Exercise description — Pull every line that includes the word "icon" from the data.

*** Input data ***

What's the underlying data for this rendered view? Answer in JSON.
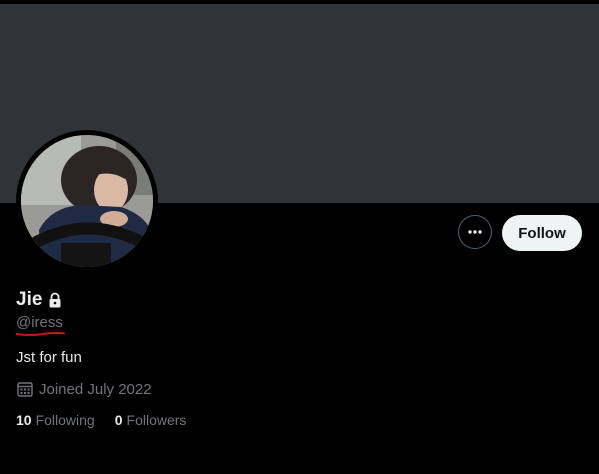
{
  "profile": {
    "display_name": "Jie",
    "handle": "@iress",
    "bio": "Jst for fun",
    "joined": "Joined July 2022",
    "protected_icon": "lock-icon",
    "calendar_icon": "calendar-icon"
  },
  "actions": {
    "more_icon": "more-options-icon",
    "follow_label": "Follow"
  },
  "stats": {
    "following_count": "10",
    "following_label": "Following",
    "followers_count": "0",
    "followers_label": "Followers"
  },
  "colors": {
    "banner": "#313437",
    "background": "#000000",
    "text_primary": "#e7e9ea",
    "text_secondary": "#71767b",
    "follow_button_bg": "#eff3f4",
    "annotation_underline": "#d0111b"
  }
}
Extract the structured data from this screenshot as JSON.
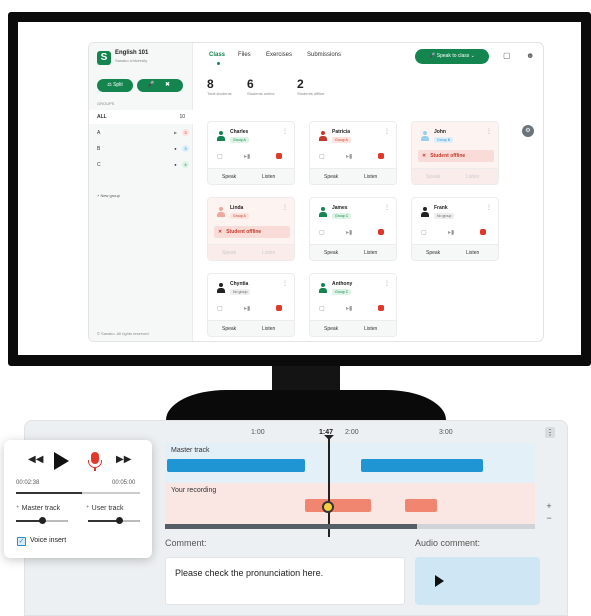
{
  "app": {
    "brand": "English 101",
    "brand_sub": "Sanako University",
    "split_label": "Split",
    "nav": [
      "Class",
      "Files",
      "Exercises",
      "Submissions"
    ],
    "speak_to_class": "Speak to class",
    "groups_label": "GROUPS",
    "groups": [
      {
        "name": "ALL",
        "count": "10"
      },
      {
        "name": "A",
        "count": "3"
      },
      {
        "name": "B",
        "count": "3"
      },
      {
        "name": "C",
        "count": "4"
      }
    ],
    "new_group": "+ New group",
    "copyright": "© Sanako. All rights reserved",
    "stats": [
      {
        "value": "8",
        "label": "Total students"
      },
      {
        "value": "6",
        "label": "Students online"
      },
      {
        "value": "2",
        "label": "Students offline"
      }
    ],
    "students": [
      {
        "name": "Charles",
        "tag": "Group A",
        "offline": false
      },
      {
        "name": "Patricia",
        "tag": "Group A",
        "offline": false
      },
      {
        "name": "John",
        "tag": "Group B",
        "offline": true
      },
      {
        "name": "Linda",
        "tag": "Group A",
        "offline": true
      },
      {
        "name": "James",
        "tag": "Group C",
        "offline": false
      },
      {
        "name": "Frank",
        "tag": "No group",
        "offline": false
      },
      {
        "name": "Chyntia",
        "tag": "No group",
        "offline": false
      },
      {
        "name": "Anthony",
        "tag": "Group C",
        "offline": false
      }
    ],
    "offline_text": "Student offline",
    "speak_label": "Speak",
    "listen_label": "Listen"
  },
  "recorder": {
    "ticks": [
      "1:00",
      "1:47",
      "2:00",
      "3:00"
    ],
    "master_track": "Master track",
    "your_recording": "Your recording",
    "comment_label": "Comment:",
    "audio_comment_label": "Audio comment:",
    "comment_text": "Please check the pronunciation here.",
    "elapsed": "00:02:38",
    "total": "00:05:00",
    "progress_fraction": 0.53,
    "scroll_fraction": 0.68,
    "master_level": 0.5,
    "user_level": 0.6,
    "master_label": "Master track",
    "user_label": "User track",
    "voice_insert": "Voice insert"
  },
  "colors": {
    "accent": "#14854f",
    "offline": "#c43a2b",
    "record": "#e0392b",
    "master_seg": "#1f95d3",
    "user_seg": "#f0866f"
  }
}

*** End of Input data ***

Output of the task —
    "protected_icon": "lock-icon",
    "calendar_icon": "calendar-icon"
    "more_icon": "more-options-icon",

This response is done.